The list of things we know about Microsoft’s next console, still-secretive Project Scorpio, has grown by two very obvious points this morning. Earlier today, Jez Corden of Windows Central loosed yet more source-confirmed information on Project Scorpio, and while they’re two very obvious and almost givens, it’s good to have them confirmed.
As the title says, Project Scorpio will feature the same kind of integrated power supply as the Xbox One S.Â This lets gamers, even on hardware as powerful as that of Project Scorpio, have only a single svelte cable connecting their console to the wall or surge strip. Since Microsoft’s current console, the Xbox One S features an integrated PSU, and it was one of the major marketing campaign points, it makes obvious sense why the company wouldn’t undo their ‘success’ in putting the brick-on-a-cord inside the main housing.
The next part of Project Scorpio we now know is much more software-centric than hardware. Project Scorpio’s main market material so far is that it will be able to drive games at full 2160 by 3840 pixel resolution, that’s full 4K UHD, natively without any upscaling or other tricks. With Xbox’s Game DVR feature, where players can record game clips and take videos of their gameplay, Project Scorpio will, according to Corden and his sources, support “HEVC and VP9 codecs for decoding 4K streams for things such as Netflix” which the Xbox One S is currently capable of. He follows up, writing that Project Scorpio will be able to use HEVC “for encoding 2160p, 60 frame-per-second (FPS) video for Game DVR and streaming.”
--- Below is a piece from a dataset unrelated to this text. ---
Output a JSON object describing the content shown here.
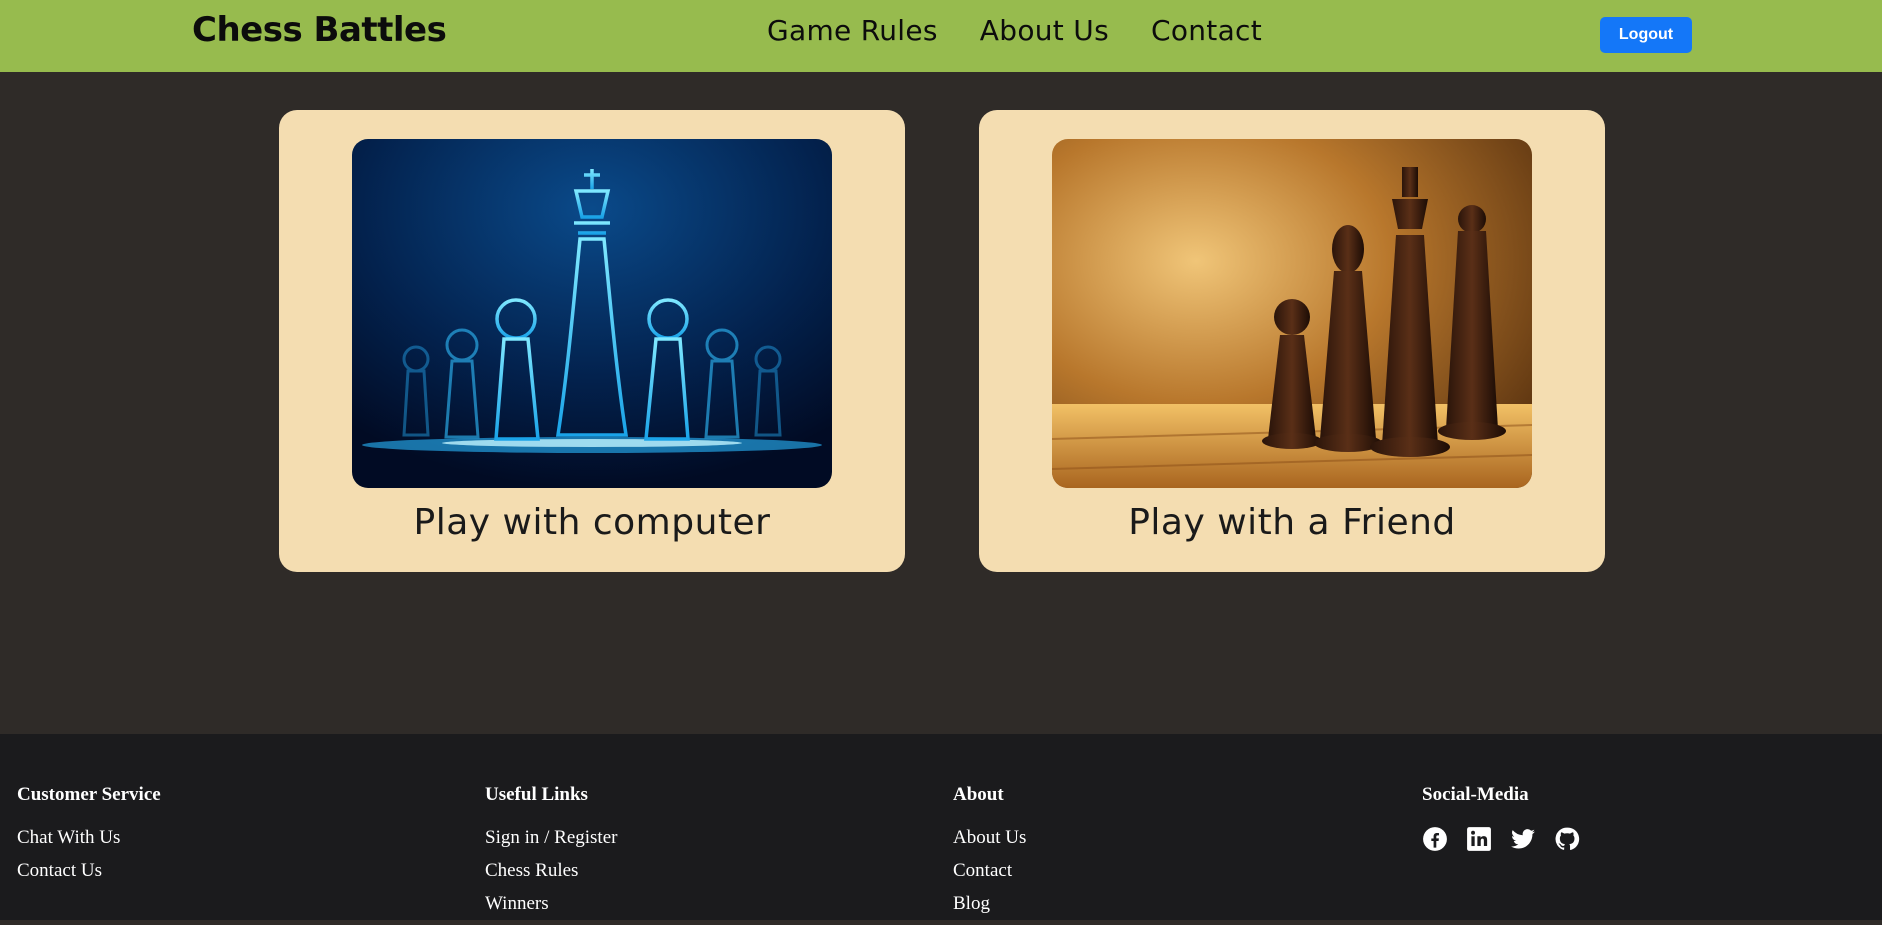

It’s also definitely worth noting that Beam, the streaming platform acquired by Microsoft in August 2016, has been privately testing 4K streaming and is likely going to publicly support it around the time of Project Scorpio’s release later this year. Hopefully we learn more about Project Scorpio and until we do, be sure to stay tuned to Rectify Gaming for the latest.
Source: Windows Central